● EXERCISE
Every record here needs to be retyped exactly.

● MATERIAL FOR THE TASK

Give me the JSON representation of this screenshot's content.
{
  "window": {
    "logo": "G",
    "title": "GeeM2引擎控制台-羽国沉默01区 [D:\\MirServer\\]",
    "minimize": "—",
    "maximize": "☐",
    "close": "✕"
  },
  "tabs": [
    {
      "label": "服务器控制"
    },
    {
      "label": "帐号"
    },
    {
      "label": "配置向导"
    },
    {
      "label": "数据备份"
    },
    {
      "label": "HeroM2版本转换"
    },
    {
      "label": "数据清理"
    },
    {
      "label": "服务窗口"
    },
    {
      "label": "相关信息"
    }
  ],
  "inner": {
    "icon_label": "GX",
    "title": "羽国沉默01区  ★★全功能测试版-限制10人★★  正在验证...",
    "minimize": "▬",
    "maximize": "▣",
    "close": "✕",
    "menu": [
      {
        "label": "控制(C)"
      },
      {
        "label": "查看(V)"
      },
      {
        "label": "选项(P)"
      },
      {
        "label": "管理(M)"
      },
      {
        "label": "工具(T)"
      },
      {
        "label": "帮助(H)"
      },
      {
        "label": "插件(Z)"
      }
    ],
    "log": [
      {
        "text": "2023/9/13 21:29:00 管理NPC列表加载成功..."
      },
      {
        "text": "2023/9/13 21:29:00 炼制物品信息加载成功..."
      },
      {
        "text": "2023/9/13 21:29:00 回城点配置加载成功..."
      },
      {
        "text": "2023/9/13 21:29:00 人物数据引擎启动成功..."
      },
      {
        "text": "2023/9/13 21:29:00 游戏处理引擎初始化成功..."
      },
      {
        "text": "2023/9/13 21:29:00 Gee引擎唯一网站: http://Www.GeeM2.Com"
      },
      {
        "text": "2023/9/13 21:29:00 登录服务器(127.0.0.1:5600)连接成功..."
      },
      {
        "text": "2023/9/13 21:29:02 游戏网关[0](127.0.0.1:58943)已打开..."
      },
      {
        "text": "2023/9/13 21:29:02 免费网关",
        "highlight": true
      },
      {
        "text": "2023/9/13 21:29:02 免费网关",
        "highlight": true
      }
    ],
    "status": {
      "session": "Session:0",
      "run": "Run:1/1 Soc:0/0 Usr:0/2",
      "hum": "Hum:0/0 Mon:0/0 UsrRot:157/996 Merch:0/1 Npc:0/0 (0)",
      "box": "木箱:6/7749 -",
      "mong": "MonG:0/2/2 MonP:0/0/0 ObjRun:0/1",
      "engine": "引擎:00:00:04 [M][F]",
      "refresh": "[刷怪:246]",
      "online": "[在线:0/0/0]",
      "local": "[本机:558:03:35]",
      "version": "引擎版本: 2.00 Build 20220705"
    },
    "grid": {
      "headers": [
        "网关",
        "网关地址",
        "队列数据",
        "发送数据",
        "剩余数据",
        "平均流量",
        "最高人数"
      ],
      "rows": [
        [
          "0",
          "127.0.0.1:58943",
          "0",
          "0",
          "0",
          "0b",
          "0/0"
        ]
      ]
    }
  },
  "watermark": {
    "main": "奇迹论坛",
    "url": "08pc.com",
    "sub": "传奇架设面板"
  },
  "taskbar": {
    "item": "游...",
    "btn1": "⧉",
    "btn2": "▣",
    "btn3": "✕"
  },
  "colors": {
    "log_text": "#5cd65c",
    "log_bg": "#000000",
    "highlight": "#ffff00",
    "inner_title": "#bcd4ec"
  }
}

● RESPONSE AREA
Give me the JSON representation of this screenshot's content.
{
  "window": {
    "logo": "G",
    "title": "GeeM2引擎控制台-羽国沉默01区 [D:\\MirServer\\]",
    "minimize": "—",
    "maximize": "☐",
    "close": "✕"
  },
  "tabs": [
    {
      "label": "服务器控制"
    },
    {
      "label": "帐号"
    },
    {
      "label": "配置向导"
    },
    {
      "label": "数据备份"
    },
    {
      "label": "HeroM2版本转换"
    },
    {
      "label": "数据清理"
    },
    {
      "label": "服务窗口"
    },
    {
      "label": "相关信息"
    }
  ],
  "inner": {
    "icon_label": "GX",
    "title": "羽国沉默01区  ★★全功能测试版-限制10人★★  正在验证...",
    "minimize": "▬",
    "maximize": "▣",
    "close": "✕",
    "menu": [
      {
        "label": "控制(C)"
      },
      {
        "label": "查看(V)"
      },
      {
        "label": "选项(P)"
      },
      {
        "label": "管理(M)"
      },
      {
        "label": "工具(T)"
      },
      {
        "label": "帮助(H)"
      },
      {
        "label": "插件(Z)"
      }
    ],
    "log": [
      {
        "text": "2023/9/13 21:29:00 管理NPC列表加载成功..."
      },
      {
        "text": "2023/9/13 21:29:00 炼制物品信息加载成功..."
      },
      {
        "text": "2023/9/13 21:29:00 回城点配置加载成功..."
      },
      {
        "text": "2023/9/13 21:29:00 人物数据引擎启动成功..."
      },
      {
        "text": "2023/9/13 21:29:00 游戏处理引擎初始化成功..."
      },
      {
        "text": "2023/9/13 21:29:00 Gee引擎唯一网站: http://Www.GeeM2.Com"
      },
      {
        "text": "2023/9/13 21:29:00 登录服务器(127.0.0.1:5600)连接成功..."
      },
      {
        "text": "2023/9/13 21:29:02 游戏网关[0](127.0.0.1:58943)已打开..."
      },
      {
        "text": "2023/9/13 21:29:02 免费网关",
        "highlight": true
      },
      {
        "text": "2023/9/13 21:29:02 免费网关",
        "highlight": true
      }
    ],
    "status": {
      "session": "Session:0",
      "run": "Run:1/1 Soc:0/0 Usr:0/2",
      "hum": "Hum:0/0 Mon:0/0 UsrRot:157/996 Merch:0/1 Npc:0/0 (0)",
      "box": "木箱:6/7749 -",
      "mong": "MonG:0/2/2 MonP:0/0/0 ObjRun:0/1",
      "engine": "引擎:00:00:04 [M][F]",
      "refresh": "[刷怪:246]",
      "online": "[在线:0/0/0]",
      "local": "[本机:558:03:35]",
      "version": "引擎版本: 2.00 Build 20220705"
    },
    "grid": {
      "headers": [
        "网关",
        "网关地址",
        "队列数据",
        "发送数据",
        "剩余数据",
        "平均流量",
        "最高人数"
      ],
      "rows": [
        [
          "0",
          "127.0.0.1:58943",
          "0",
          "0",
          "0",
          "0b",
          "0/0"
        ]
      ]
    }
  },
  "watermark": {
    "main": "奇迹论坛",
    "url": "08pc.com",
    "sub": "传奇架设面板"
  },
  "taskbar": {
    "item": "游...",
    "btn1": "⧉",
    "btn2": "▣",
    "btn3": "✕"
  },
  "colors": {
    "log_text": "#5cd65c",
    "log_bg": "#000000",
    "highlight": "#ffff00",
    "inner_title": "#bcd4ec"
  }
}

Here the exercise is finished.